Sorry, you are wrong. Those two things are required for capitalism to exist, but they do not equal capitalism. For example, they both existed in ancient Greece and Rome, but neither of those societies were capitalistic. By most historic definitions, capitalism came after feudalism, and was the fruit of the widespread adoption of a different set of behaviors towards property and investment. Wikipedia has a rather decent write-up on this subject.
Did you even see their ideas? It's only similar to VI/emacs in that it's gonna have black background.
Three hundred dollars per children for a gadget is still damn expensive for most of brazilian households.
Yes, I think the biggest and foremost problem would be upsetting the status quo. After I wrote the above comment, I researched a bit and found this link, which is somewhat inline with my view.
Having recently joined a major world-wide IT company that strongly uses and defends agile methods for development projects, I got my self thinking: what if we try to apply agile concepts for the educational scenario?
For instance, my team does daily stand-up meetings, where each member of the team talks about whatever tasks he did for the project in the last 24 hours, pointing out difficulties that could warrant help from others; in education, we could have multiple students assigned different tasks, and have they quickly elaborate on what have they learned and what are they struggling with, so that the other students and the teacher may help him. We could also copy the idea of pair programming, and have students pair up randomly to complete their tasks on a daily basis, so as to foster cooperation and communication skills.
Sure, we would still need some measure of actual lecture being given by the teacher/professor, but more focus should be given on teaching students to build their knowledge by their own research. I think that most of the time the teacher should be going rounds around the class to help students and assess their progress. Alike agile, everything should be continuously tested; instead of big, stressful exams every two months or so, students should be able to demonstrate their acquired knowledge - both orally and in written - on daily basis.
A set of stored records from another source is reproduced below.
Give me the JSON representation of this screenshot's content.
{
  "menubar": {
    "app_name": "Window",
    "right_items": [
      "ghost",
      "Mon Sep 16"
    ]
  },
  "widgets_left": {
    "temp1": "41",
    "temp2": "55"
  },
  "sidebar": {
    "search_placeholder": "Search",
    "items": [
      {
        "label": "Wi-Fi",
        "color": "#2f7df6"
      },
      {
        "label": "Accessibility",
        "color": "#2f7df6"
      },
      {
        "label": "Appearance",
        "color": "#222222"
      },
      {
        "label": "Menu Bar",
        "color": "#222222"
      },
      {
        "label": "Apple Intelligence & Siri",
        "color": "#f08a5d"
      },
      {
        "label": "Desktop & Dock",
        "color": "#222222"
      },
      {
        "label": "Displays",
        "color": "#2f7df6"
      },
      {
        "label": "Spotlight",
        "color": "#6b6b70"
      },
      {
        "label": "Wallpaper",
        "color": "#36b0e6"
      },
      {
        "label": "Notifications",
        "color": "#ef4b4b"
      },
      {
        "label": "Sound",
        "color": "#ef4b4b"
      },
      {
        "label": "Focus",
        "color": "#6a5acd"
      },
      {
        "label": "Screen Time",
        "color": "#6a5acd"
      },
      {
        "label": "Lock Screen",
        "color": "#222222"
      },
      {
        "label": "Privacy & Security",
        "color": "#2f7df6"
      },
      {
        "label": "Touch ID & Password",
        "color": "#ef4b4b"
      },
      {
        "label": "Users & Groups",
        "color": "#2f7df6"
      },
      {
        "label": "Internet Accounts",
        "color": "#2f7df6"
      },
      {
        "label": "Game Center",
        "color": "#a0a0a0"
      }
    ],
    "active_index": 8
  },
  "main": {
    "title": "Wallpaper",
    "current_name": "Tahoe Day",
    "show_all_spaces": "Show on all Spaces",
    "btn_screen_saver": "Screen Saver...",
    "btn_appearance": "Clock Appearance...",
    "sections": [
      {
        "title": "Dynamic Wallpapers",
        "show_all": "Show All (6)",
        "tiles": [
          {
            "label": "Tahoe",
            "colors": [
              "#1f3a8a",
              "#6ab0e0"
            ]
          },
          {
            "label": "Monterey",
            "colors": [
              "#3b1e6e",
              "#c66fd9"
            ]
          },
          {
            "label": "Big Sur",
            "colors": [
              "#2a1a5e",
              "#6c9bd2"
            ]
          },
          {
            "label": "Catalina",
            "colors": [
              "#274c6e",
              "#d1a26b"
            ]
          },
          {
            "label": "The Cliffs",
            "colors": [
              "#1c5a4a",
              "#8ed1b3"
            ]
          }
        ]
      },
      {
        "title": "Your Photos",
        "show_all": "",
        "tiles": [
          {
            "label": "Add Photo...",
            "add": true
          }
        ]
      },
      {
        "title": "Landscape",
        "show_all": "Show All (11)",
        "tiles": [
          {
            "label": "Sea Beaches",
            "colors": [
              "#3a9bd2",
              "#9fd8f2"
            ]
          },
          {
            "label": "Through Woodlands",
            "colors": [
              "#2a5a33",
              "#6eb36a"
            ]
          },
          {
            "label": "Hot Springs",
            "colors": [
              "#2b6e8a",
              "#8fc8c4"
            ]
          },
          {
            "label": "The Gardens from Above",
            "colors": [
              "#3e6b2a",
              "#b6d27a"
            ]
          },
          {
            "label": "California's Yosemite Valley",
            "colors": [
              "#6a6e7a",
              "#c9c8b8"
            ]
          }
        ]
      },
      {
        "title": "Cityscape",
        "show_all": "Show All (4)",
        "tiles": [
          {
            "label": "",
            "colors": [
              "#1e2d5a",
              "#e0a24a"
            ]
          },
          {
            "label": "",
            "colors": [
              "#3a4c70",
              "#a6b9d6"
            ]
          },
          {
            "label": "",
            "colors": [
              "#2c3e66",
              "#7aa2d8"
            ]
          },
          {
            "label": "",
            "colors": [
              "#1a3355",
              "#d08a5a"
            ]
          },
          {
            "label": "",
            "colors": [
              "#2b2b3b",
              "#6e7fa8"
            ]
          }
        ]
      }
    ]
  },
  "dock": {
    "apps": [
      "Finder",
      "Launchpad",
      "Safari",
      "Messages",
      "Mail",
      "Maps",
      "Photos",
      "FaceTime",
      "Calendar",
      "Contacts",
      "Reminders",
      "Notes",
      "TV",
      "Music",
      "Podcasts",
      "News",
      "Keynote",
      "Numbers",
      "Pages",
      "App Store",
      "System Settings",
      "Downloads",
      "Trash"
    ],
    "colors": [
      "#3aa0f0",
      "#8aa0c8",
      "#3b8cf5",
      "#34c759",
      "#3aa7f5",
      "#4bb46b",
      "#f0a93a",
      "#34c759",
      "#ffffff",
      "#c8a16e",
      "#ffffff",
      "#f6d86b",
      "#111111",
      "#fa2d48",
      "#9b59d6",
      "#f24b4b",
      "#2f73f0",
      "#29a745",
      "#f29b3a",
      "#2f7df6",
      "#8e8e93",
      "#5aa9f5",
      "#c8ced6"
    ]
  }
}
All of this may sound a bit alike constructivist method, but I want to avoid that road; in my opinion, constructivism's exaggerated leniency/freedom is a recipe for disaster; my approach would have the teacher in a stronger guidance position (such as a project manager), closely watching the group's performance and enforcing a pace. The concept of a student failing should still exist, and should actually be much more common than currently, making it less traumatic; as in agile, we have to fail fast: advancement cycles could be MUCH shorter (think a fortnight), and a failing student should be brought to some reinforcement class on the specific subject he is behind.
Also, Paris, London, Berlin. All cosmopolitan cities with diversified cultures that have proper mass transit networks.
This is the lamest excuse I have ever seen for USA's failure in mass transit. Americans worship their cars, just like the auto industry told them to.
Well, they don't think they have jurisdiction over foreign individuals. But they do have jurisdiction over the company holding the data - and quite possibly over the physical server itself (if it is in an american data centre).
Problem is - it's not his patent, but Creative's. Turns out that he independently reached the same algorithm as they did, and iD "licensed" it when they used EAX.
Yes, that is possible.
I have never actually tried such setup, but you could have a local repository holding only code you trust (either because you verified manually or because you developed yourself). Ideally, you would have an staging environment where you would test updates received from upstream (debian/ubuntu) to assure they won't break your setup; after that verification, you could refresh your trusted repo and let production machines update itself.
Jobs died, but his humongous reality distortion field is still operational.
> Could you describe that a lil more?
Debian's APT allowed for multiple repositories since the dawn of time. That used to require some command-line fu, but nowadays is just some clicks away in synaptic's interface. There is even a Ubuntu Software Center interface thing right now, giving a appstore-like experience.
The concept of centralized catalogs for applications is REALLY old for the linux crowd. Apple, Microsoft and their ilk are raving about it like it was some new shit.
Wow, people still call Microsoft M$.
For those who are not reading/watching it, a huge aspect of that world is that seasons are quite irregular and unpredictable, with winters or summer having sometimes three years, other times lasting up to six or seven years. Apparently, sometimes there are even longer winters, but those are quite rare.
So, my question is: is it possible for a planet to have Game of Thrones-esque seasons? My guess is that it would require some really weird orbit around a binary start system, but I'd guess such orbits can't possible be stable. Any ideas?
As a non-american, I didn't take "American Agencies 101" at college.
Ft Meade is where the NSA headquarters are located.